We looked at about a dozen different restaurants, comparing their menus and tripadvisor ratings to decide where to eat. Segovia is known for their cochinillo, which I wrote about here when Andrew and I visited.
We were looking for a holistic meal, and finally stumbled upon the Convento de Minimos. The nave of the convent church has been repurposed to serve as the restaurant’s dinning room. The modern art that fills the walls serves to fully break with its religious past. That being said, it felt fitting that in a trip where we were primarily visiting convents, we ate in one as well. The food was absolutely delicious and we left extraordinarily full and satisfied.
From here we headed over to see the Alcázar palace, which is one of the most frequented sites in all of Spain, according to our tour guide at the Monastery San Antonio Real. We did not enter into the palace, which all of us have seen many times, but rather enjoyed the expansive views from its plaza.
We then descended the “mountain” and crossed the river to gain access to the Monastery of Santa María Parral. The monastery was also founded by Henry IV in 1454. The monks of Saint Jerome resided in the convent until the desamoritzation carried out in the 19th century when many religious communities lost both their land and monastic complexes. In 1925 the Hieronymus Order was granted the right to re-establish a community in the monastery.

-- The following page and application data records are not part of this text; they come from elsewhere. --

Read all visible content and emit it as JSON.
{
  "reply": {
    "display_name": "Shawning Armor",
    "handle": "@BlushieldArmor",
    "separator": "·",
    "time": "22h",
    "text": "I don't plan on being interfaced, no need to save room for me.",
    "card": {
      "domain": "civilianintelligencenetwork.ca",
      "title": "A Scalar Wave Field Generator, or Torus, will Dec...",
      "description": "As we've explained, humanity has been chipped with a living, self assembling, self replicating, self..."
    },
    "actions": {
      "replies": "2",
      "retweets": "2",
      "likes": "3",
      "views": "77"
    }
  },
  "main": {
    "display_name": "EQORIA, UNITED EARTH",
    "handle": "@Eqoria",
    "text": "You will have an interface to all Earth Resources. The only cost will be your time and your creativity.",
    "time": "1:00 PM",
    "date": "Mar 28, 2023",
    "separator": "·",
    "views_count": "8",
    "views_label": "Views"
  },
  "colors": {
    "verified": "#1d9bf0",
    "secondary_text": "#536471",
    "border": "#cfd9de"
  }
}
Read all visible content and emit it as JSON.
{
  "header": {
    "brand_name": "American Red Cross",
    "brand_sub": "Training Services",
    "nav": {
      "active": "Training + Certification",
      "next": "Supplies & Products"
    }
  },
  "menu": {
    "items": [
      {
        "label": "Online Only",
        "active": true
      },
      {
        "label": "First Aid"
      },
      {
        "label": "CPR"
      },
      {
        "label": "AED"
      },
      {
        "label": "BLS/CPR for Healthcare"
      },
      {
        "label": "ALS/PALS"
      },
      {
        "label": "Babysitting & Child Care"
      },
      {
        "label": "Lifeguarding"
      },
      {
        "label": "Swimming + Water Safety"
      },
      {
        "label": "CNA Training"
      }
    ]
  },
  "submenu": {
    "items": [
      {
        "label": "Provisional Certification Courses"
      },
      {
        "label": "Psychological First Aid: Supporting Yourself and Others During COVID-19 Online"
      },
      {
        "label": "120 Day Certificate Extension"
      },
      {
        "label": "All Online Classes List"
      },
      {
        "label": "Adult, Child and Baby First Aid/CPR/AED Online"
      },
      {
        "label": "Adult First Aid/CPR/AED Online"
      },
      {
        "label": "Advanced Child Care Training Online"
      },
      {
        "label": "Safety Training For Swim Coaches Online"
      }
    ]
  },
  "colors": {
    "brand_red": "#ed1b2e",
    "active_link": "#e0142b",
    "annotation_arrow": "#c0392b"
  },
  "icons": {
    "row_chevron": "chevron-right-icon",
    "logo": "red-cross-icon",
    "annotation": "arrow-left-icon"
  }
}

Unfortunately, we slightly miscalculated our trajectory and missed the only tour of the day to the interior cloister. We were able to access two parts of the cloister: the first which was is a small courtyard with a pond overlooking the palace; the second was the first interior patio, which had many different lion shaped fountains. The lion is one of the main attributes of Saint Jerome, which explains this choice in decoration. We were extremely fortunate that the porter decided to give us a brief tour of the main church.
The main church is filled with many different tombstones, either lining the walls, or placed on the floors commemorating all of the wealthy benefactors who donated to the church. The two patrons of the church Juan Pacheco, camarero mayor to Henry IV, and his wife are placed on either side of the main altarpiece eternally praying to Virgin and Child. Prior to Henry’s death, Juan desired to augment the fame of his church by providing the space for the burial of the king. Much discussion arose, as many of the Segovian nobles did not favor the king and did not want him in the church. In the end, according to our guide, the roads were far too dangerous, filled with snow and ice, as is common in winter months and they chose to bury the king in Madrid, where he died, alongside his mother, and did not bring him to either Segovian monastery.
Despite all of his own efforts, and those of the members of his court, Henry IV was never buried in Segovia. Nevertheless, he left behind two phenomenal convents. As such, his story reminds us of the desire to build commemorative structures within religious settings that became part and parcel of the Spanish Monarchy, and the lack of control that monarchs had over their final earthly destination.